Lolita is absolutely vile, and I cannot be convinced otherwise. Yes, Humbert Humbert is the worst, and yes, we are supposed to know that he is a monster, but good lord this book is venerated from here to kingdom come as if it is the be all-end all of twentieth century literature. The edition that I picked up, which was published in 1997 as a commemoration of the 50th anniversary of the original pressing- and is still the one in current re-prints and mass circulation, STILL features a quote from Vanity Fair (of course) calling it “the only convincing love story of our century.”
The cover also still features the mouth of a child (and the audio, which I switched back and forth between, features a photo of a child’s legs) – which is why I am using the cover of an edition that I did not read: The Annotated Lolita. Why? Because it DOES NOT FEATURE A SEXUALIZED CHILD ON THE COVER.

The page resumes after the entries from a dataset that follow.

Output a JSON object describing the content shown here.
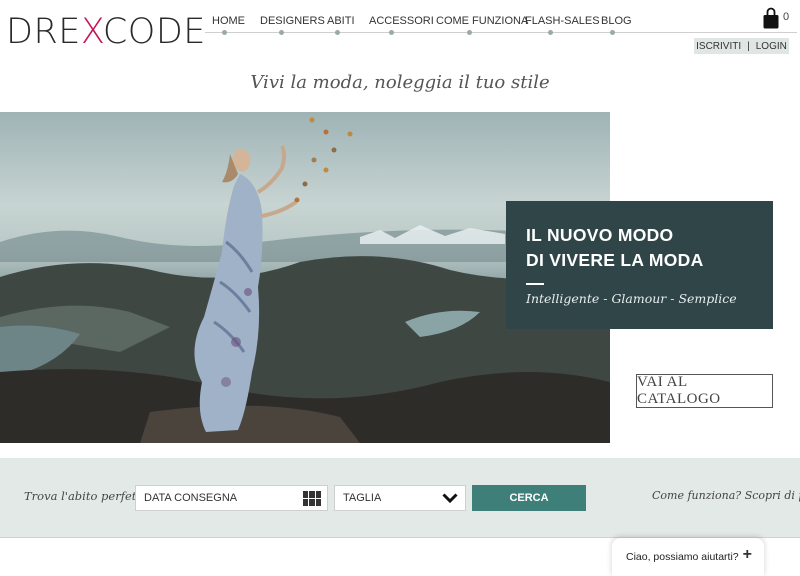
{
  "header": {
    "logo_left": "DRE",
    "logo_x": "X",
    "logo_right": "CODE",
    "nav": [
      "HOME",
      "DESIGNERS",
      "ABITI",
      "ACCESSORI",
      "COME FUNZIONA",
      "FLASH-SALES",
      "BLOG"
    ],
    "cart_count": "0",
    "signup": "ISCRIVITI",
    "separator": "|",
    "login": "LOGIN"
  },
  "tagline": "Vivi la moda, noleggia il tuo stile",
  "hero": {
    "promo_title_line1": "IL NUOVO MODO",
    "promo_title_line2": "DI VIVERE LA MODA",
    "promo_subtitle": "Intelligente - Glamour - Semplice",
    "catalog_button": "VAI AL CATALOGO"
  },
  "search": {
    "label": "Trova l'abito perfetto",
    "date_value": "DATA CONSEGNA",
    "size_value": "TAGLIA",
    "button": "CERCA",
    "how_link": "Come funziona? Scopri di più"
  },
  "chat": {
    "label": "Ciao, possiamo aiutarti?",
    "plus": "+"
  },
  "icons": {
    "cart": "shopping-bag-icon",
    "calendar": "calendar-grid-icon",
    "select": "chevron-down-icon",
    "chat": "plus-icon"
  },
  "colors": {
    "brand_accent": "#c4185a",
    "promo_bg": "#304548",
    "search_button": "#3e7f7a",
    "search_bar_bg": "#e3e9e7"
  }
}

I have been attempting to read this book for twenty years. It was first given to me by a male teacher when I was 13. I was confused and bored by the first few pages; I pretended to read it and avoided him for the remainder of the year. It was recommended time and again throughout high school; sometimes by adults, sometimes by “best of” lists, and – maddeningly- from other teen girls. It was presented as being “so romantic”!

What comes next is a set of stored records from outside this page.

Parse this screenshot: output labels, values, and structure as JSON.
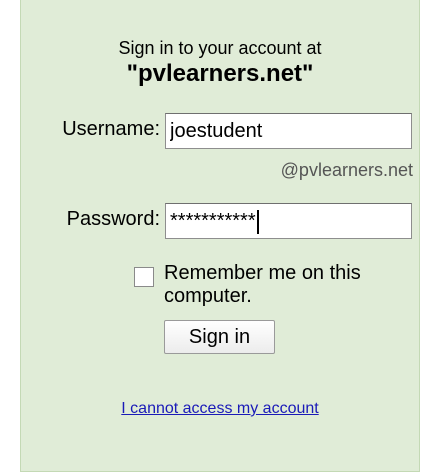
{
  "login": {
    "heading_line1": "Sign in to your account at",
    "heading_line2": "\"pvlearners.net\"",
    "username_label": "Username:",
    "username_value": "joestudent",
    "domain_hint": "@pvlearners.net",
    "password_label": "Password:",
    "password_mask": "***********",
    "remember_label": "Remember me on this computer.",
    "remember_checked": false,
    "signin_label": "Sign in",
    "help_link": "I cannot access my account"
  },
  "colors": {
    "panel_background": "#e0ecd7",
    "link": "#1a1ab8"
  }
}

An older boyfriend gave it to me when I was 17; content-based or not, I did not want to do anything that he told me I should do. I tried to read it a few times throughout college; it was still featured on lists, still a venerated classic, and still readily available in every used bookstore that I wandered into. I gave it a few chances in college, but still: I was grossed out and not curious enough to continue. I was happy to abandon my efforts.

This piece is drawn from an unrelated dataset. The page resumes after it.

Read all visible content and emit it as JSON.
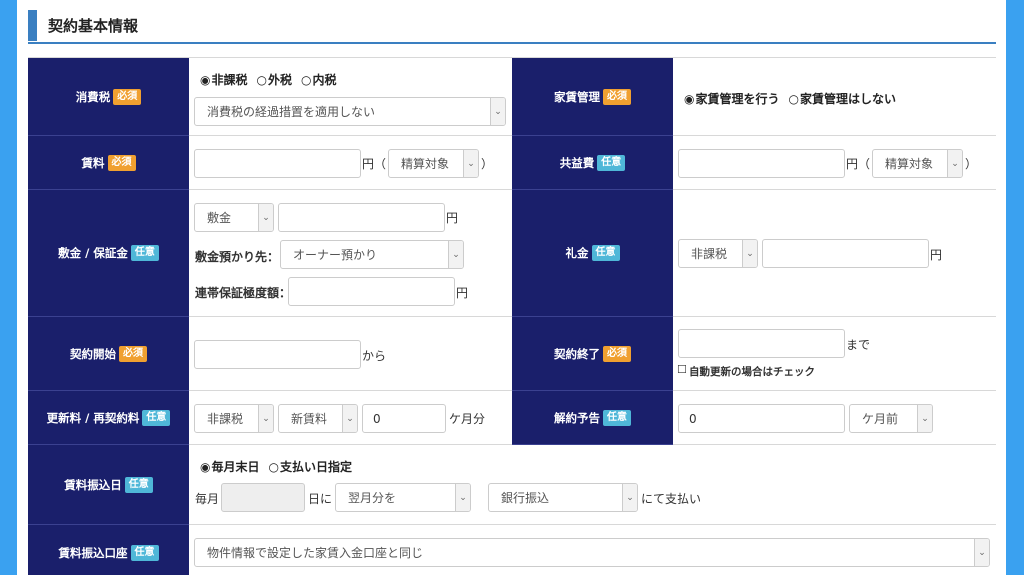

Then, this past spring, Kate Elizabeth Russell’s terrific My Dark Vanessa roared into the forefront on my thoughts; it features a teenage girl being groomed by a teacher with, you guessed it, Lolita. Her book is beautiful. Lolita is horrifying. I knew that I had to finally dig in my heels and force myself through that book. I refuse to be open-minded on this one; it does not matter how well-written it is, does not matter how respected Nabokov is- does not matter what the original intent was. Lolita is a how-to guide for pedophiles. It is lurid, horrifying, and repulsive. It has become an altarpiece for “tormented” men to “worship” their “nymphets”. It has inspired criminals- and it has normalized the still-persisting idea that children are active participants in their rapes. How often do we still hear grown men moaning about how children (not “underage women”- another problem term. children) are “seductresses”. Lolita is every man with a teenage “girlfriend”. Lolita is every school district writing dress codes policing girls and their bodies for “distracting” boys and men. Lolita is every child who thinks that having an adult “in love” with them is the height of sophistication, and that it is in fact love and not abuse.
All in all, while I hated reading this, hated thinking about it, dreaded picking up the book again, and winced my way through narration from Jeremy Irons, I am sated by finally finishing this White Whale. Now I am armed with the facts as to why this book is detestable; I don’t just have an icky feeling anymore; I have proof. I wouldn’t have forced myself through this piece if it wasn’t for that final Bingo square!